[What to work on] Retyping the entries exactly is all that is required.

[Records]
------
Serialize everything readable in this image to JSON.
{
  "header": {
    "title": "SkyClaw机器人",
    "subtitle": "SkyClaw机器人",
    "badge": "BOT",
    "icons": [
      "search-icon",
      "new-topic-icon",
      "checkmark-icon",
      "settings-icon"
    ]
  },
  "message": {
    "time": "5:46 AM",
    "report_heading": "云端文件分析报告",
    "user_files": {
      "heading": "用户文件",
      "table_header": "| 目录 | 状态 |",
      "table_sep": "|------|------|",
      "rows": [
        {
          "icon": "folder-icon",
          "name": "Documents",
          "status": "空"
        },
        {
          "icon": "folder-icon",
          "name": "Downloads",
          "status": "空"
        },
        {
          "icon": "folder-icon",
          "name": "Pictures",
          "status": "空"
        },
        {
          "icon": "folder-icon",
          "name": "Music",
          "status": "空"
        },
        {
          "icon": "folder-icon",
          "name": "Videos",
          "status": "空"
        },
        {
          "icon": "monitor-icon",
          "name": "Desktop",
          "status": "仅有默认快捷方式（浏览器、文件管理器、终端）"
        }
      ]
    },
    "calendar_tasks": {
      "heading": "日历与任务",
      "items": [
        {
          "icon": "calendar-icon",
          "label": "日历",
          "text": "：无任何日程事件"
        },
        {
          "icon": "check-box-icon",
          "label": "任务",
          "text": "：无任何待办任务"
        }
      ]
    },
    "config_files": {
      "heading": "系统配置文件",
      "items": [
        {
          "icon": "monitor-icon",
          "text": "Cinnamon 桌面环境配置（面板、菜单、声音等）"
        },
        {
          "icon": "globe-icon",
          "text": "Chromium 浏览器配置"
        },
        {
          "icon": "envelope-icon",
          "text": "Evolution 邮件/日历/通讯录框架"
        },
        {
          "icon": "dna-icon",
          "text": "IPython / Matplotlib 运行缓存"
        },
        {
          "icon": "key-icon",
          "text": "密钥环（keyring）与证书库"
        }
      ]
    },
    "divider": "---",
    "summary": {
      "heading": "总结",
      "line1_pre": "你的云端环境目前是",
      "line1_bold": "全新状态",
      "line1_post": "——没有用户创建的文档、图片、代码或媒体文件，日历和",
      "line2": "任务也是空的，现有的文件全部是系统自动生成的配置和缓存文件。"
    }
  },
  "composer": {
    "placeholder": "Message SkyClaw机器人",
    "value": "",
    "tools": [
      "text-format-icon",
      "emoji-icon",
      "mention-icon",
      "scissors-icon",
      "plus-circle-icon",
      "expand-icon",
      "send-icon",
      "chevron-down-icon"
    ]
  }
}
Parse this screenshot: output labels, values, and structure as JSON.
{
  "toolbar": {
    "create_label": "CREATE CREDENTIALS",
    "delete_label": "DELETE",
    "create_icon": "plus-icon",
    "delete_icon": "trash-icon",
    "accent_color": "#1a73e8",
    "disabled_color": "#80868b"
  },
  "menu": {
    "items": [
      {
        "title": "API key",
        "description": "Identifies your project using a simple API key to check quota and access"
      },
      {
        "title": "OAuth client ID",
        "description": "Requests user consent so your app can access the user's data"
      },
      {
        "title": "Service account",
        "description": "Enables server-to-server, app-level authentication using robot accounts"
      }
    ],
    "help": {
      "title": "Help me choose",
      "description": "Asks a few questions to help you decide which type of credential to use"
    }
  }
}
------
[Final answer]
Serialize everything readable in this image to JSON.
{
  "header": {
    "title": "SkyClaw机器人",
    "subtitle": "SkyClaw机器人",
    "badge": "BOT",
    "icons": [
      "search-icon",
      "new-topic-icon",
      "checkmark-icon",
      "settings-icon"
    ]
  },
  "message": {
    "time": "5:46 AM",
    "report_heading": "云端文件分析报告",
    "user_files": {
      "heading": "用户文件",
      "table_header": "| 目录 | 状态 |",
      "table_sep": "|------|------|",
      "rows": [
        {
          "icon": "folder-icon",
          "name": "Documents",
          "status": "空"
        },
        {
          "icon": "folder-icon",
          "name": "Downloads",
          "status": "空"
        },
        {
          "icon": "folder-icon",
          "name": "Pictures",
          "status": "空"
        },
        {
          "icon": "folder-icon",
          "name": "Music",
          "status": "空"
        },
        {
          "icon": "folder-icon",
          "name": "Videos",
          "status": "空"
        },
        {
          "icon": "monitor-icon",
          "name": "Desktop",
          "status": "仅有默认快捷方式（浏览器、文件管理器、终端）"
        }
      ]
    },
    "calendar_tasks": {
      "heading": "日历与任务",
      "items": [
        {
          "icon": "calendar-icon",
          "label": "日历",
          "text": "：无任何日程事件"
        },
        {
          "icon": "check-box-icon",
          "label": "任务",
          "text": "：无任何待办任务"
        }
      ]
    },
    "config_files": {
      "heading": "系统配置文件",
      "items": [
        {
          "icon": "monitor-icon",
          "text": "Cinnamon 桌面环境配置（面板、菜单、声音等）"
        },
        {
          "icon": "globe-icon",
          "text": "Chromium 浏览器配置"
        },
        {
          "icon": "envelope-icon",
          "text": "Evolution 邮件/日历/通讯录框架"
        },
        {
          "icon": "dna-icon",
          "text": "IPython / Matplotlib 运行缓存"
        },
        {
          "icon": "key-icon",
          "text": "密钥环（keyring）与证书库"
        }
      ]
    },
    "divider": "---",
    "summary": {
      "heading": "总结",
      "line1_pre": "你的云端环境目前是",
      "line1_bold": "全新状态",
      "line1_post": "——没有用户创建的文档、图片、代码或媒体文件，日历和",
      "line2": "任务也是空的，现有的文件全部是系统自动生成的配置和缓存文件。"
    }
  },
  "composer": {
    "placeholder": "Message SkyClaw机器人",
    "value": "",
    "tools": [
      "text-format-icon",
      "emoji-icon",
      "mention-icon",
      "scissors-icon",
      "plus-circle-icon",
      "expand-icon",
      "send-icon",
      "chevron-down-icon"
    ]
  }
}
Parse this screenshot: output labels, values, and structure as JSON.
{
  "toolbar": {
    "create_label": "CREATE CREDENTIALS",
    "delete_label": "DELETE",
    "create_icon": "plus-icon",
    "delete_icon": "trash-icon",
    "accent_color": "#1a73e8",
    "disabled_color": "#80868b"
  },
  "menu": {
    "items": [
      {
        "title": "API key",
        "description": "Identifies your project using a simple API key to check quota and access"
      },
      {
        "title": "OAuth client ID",
        "description": "Requests user consent so your app can access the user's data"
      },
      {
        "title": "Service account",
        "description": "Enables server-to-server, app-level authentication using robot accounts"
      }
    ],
    "help": {
      "title": "Help me choose",
      "description": "Asks a few questions to help you decide which type of credential to use"
    }
  }
}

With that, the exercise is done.